Copy out the lines of the material that include the string "Mixed".

========

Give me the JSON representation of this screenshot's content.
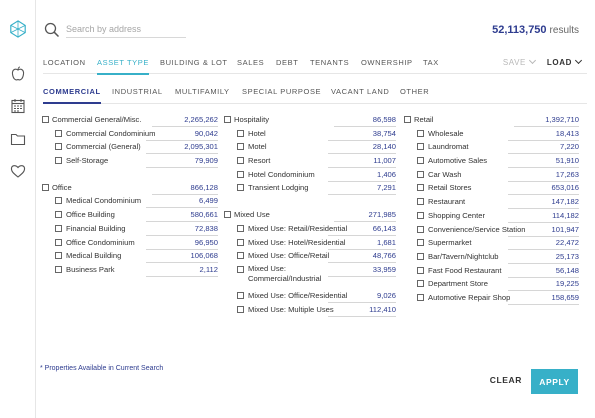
{
  "sidebar": {
    "icons": [
      "logo-icon",
      "apple-icon",
      "calendar-icon",
      "folder-icon",
      "heart-icon"
    ]
  },
  "search": {
    "placeholder": "Search by address",
    "value": ""
  },
  "results": {
    "count": "52,113,750",
    "label": "results"
  },
  "tabs": [
    "LOCATION",
    "ASSET TYPE",
    "BUILDING & LOT",
    "SALES",
    "DEBT",
    "TENANTS",
    "OWNERSHIP",
    "TAX"
  ],
  "active_tab": "ASSET TYPE",
  "save_label": "SAVE",
  "load_label": "LOAD",
  "subtabs": [
    "COMMERCIAL",
    "INDUSTRIAL",
    "MULTIFAMILY",
    "SPECIAL PURPOSE",
    "VACANT LAND",
    "OTHER"
  ],
  "active_subtab": "COMMERCIAL",
  "columns": [
    {
      "groups": [
        {
          "label": "Commercial General/Misc.",
          "count": "2,265,262",
          "items": [
            {
              "label": "Commercial Condominium",
              "count": "90,042"
            },
            {
              "label": "Commercial (General)",
              "count": "2,095,301"
            },
            {
              "label": "Self-Storage",
              "count": "79,909"
            }
          ]
        },
        {
          "label": "Office",
          "count": "866,128",
          "items": [
            {
              "label": "Medical Condominium",
              "count": "6,499"
            },
            {
              "label": "Office Building",
              "count": "580,661"
            },
            {
              "label": "Financial Building",
              "count": "72,838"
            },
            {
              "label": "Office Condominium",
              "count": "96,950"
            },
            {
              "label": "Medical Building",
              "count": "106,068"
            },
            {
              "label": "Business Park",
              "count": "2,112"
            }
          ]
        }
      ]
    },
    {
      "groups": [
        {
          "label": "Hospitality",
          "count": "86,598",
          "items": [
            {
              "label": "Hotel",
              "count": "38,754"
            },
            {
              "label": "Motel",
              "count": "28,140"
            },
            {
              "label": "Resort",
              "count": "11,007"
            },
            {
              "label": "Hotel Condominium",
              "count": "1,406"
            },
            {
              "label": "Transient Lodging",
              "count": "7,291"
            }
          ]
        },
        {
          "label": "Mixed Use",
          "count": "271,985",
          "items": [
            {
              "label": "Mixed Use: Retail/Residential",
              "count": "66,143"
            },
            {
              "label": "Mixed Use: Hotel/Residential",
              "count": "1,681"
            },
            {
              "label": "Mixed Use: Office/Retail",
              "count": "48,766"
            },
            {
              "label": "Mixed Use: Commercial/Industrial",
              "count": "33,959"
            },
            {
              "label": "Mixed Use: Office/Residential",
              "count": "9,026"
            },
            {
              "label": "Mixed Use: Multiple Uses",
              "count": "112,410"
            }
          ]
        }
      ]
    },
    {
      "groups": [
        {
          "label": "Retail",
          "count": "1,392,710",
          "items": [
            {
              "label": "Wholesale",
              "count": "18,413"
            },
            {
              "label": "Laundromat",
              "count": "7,220"
            },
            {
              "label": "Automotive Sales",
              "count": "51,910"
            },
            {
              "label": "Car Wash",
              "count": "17,263"
            },
            {
              "label": "Retail Stores",
              "count": "653,016"
            },
            {
              "label": "Restaurant",
              "count": "147,182"
            },
            {
              "label": "Shopping Center",
              "count": "114,182"
            },
            {
              "label": "Convenience/Service Station",
              "count": "101,947"
            },
            {
              "label": "Supermarket",
              "count": "22,472"
            },
            {
              "label": "Bar/Tavern/Nightclub",
              "count": "25,173"
            },
            {
              "label": "Fast Food Restaurant",
              "count": "56,148"
            },
            {
              "label": "Department Store",
              "count": "19,225"
            },
            {
              "label": "Automotive Repair Shop",
              "count": "158,659"
            }
          ]
        }
      ]
    }
  ],
  "footnote": "* Properties Available in Current Search",
  "clear_label": "CLEAR",
  "apply_label": "APPLY",
  "colors": {
    "accent": "#37b0c8",
    "navy": "#2e3c8f"
  }
}
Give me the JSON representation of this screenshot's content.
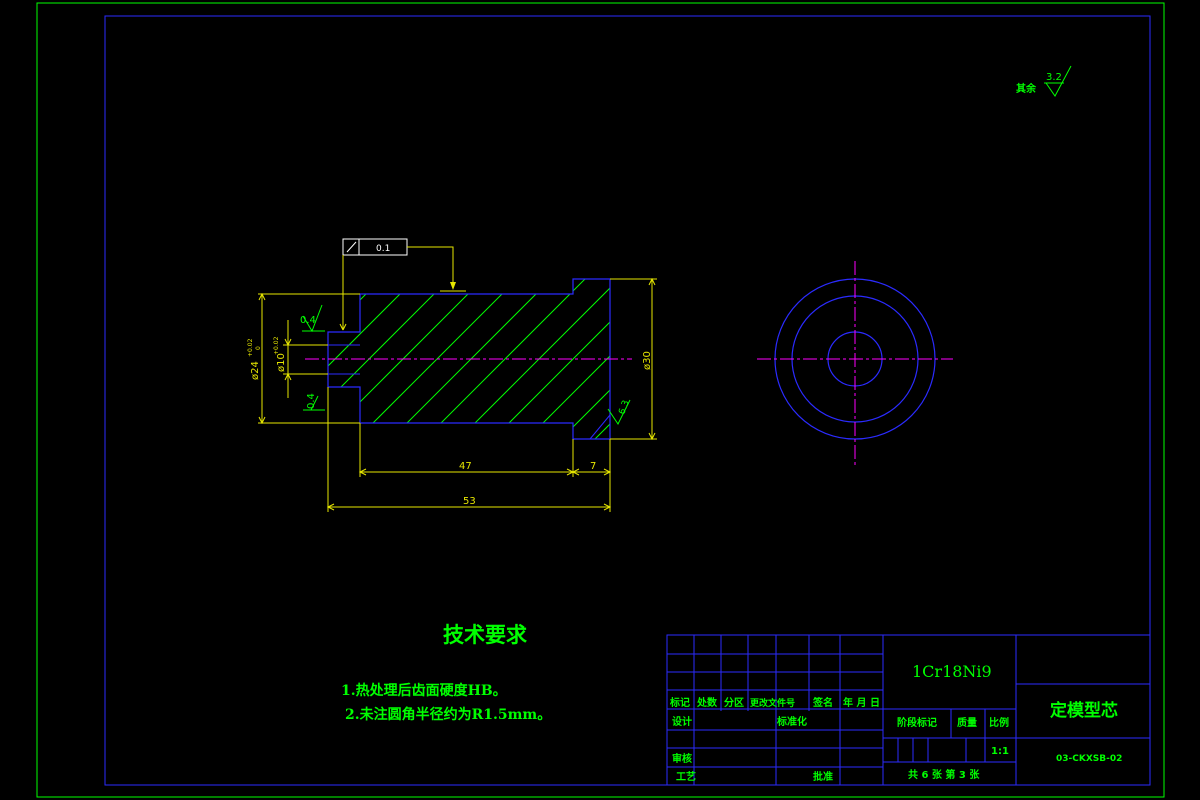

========

**Answer box:**
          "label": "Mixed Use",
              "label": "Mixed Use: Retail/Residential",
              "label": "Mixed Use: Hotel/Residential",
              "label": "Mixed Use: Office/Retail",
              "label": "Mixed Use: Commercial/Industrial",
              "label": "Mixed Use: Office/Residential",
              "label": "Mixed Use: Multiple Uses",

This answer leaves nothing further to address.